The Insatiable Earl: A Life of John Montagu, Fourth Earl of Sandwich, 1718-1792
No historical figure of eighteenth-century England has been more grossly misrepresented than the inventor of our favorite fast food. The stereotype is well known: an unscrupulous man of pleasure whose mistress, a courtesan, was murdered on the steps of the Admiralty, inside which her lover was carelessly mismanaging the War of American Independence.
It is refreshing to read a biography that explodes this long-accepted view. Martha Ray was not a courtesan but rather the Joan Sutherland of her day, whose rendering of "I know that my Redeemer liveth" was admired by the most discriminating critics. It was, appropriately, outside Covent Garden after attending a performance (not outside the Admiralty) that she was murdered by an unhinged admirer; she had lived for many years with and had borne children to John, fourth Earl of Sandwich. As to his mismanagement of naval affairs, Nicholas Rodger, the outstanding historian of the eighteenth-century navy, demonstrates in this brilliant and extremely readable book that as First Lord of the Admiralty he was in a class by himself.
This was by no means his only distinction. As a diplomat he displayed extraordinary powers and won from foreign statesmen the admiration and trust that his own countrymen then and subsequently have largely denied him.
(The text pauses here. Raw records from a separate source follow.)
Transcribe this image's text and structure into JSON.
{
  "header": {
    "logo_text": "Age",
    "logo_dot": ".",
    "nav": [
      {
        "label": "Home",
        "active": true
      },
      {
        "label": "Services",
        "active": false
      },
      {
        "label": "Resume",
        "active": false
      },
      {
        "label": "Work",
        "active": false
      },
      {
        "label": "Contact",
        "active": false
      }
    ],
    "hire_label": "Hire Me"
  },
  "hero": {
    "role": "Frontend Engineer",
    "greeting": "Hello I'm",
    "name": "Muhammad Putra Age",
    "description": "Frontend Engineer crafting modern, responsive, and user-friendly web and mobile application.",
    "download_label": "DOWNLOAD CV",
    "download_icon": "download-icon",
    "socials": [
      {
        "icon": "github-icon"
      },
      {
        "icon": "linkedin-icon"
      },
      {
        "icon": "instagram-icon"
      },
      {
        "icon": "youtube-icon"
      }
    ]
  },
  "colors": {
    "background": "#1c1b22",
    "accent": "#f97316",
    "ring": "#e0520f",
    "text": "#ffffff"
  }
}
As a parliamentary manager of the constituencies that he was in a position to influence, he shared an energy, skill and wonderful tact in handling all sorts and conditions of men - qualities that were acknowledged and praised by his most unrelenting denigrators. As a young man he had been an adventurous traveler with a title to a place in the history of Greek epigraphy. His lifelong passion for music, especially in championing and reviving the then-unfashionable oratorios of Handel, has given him, in the present biographer's opinion, his nearest connection to the life of our own time.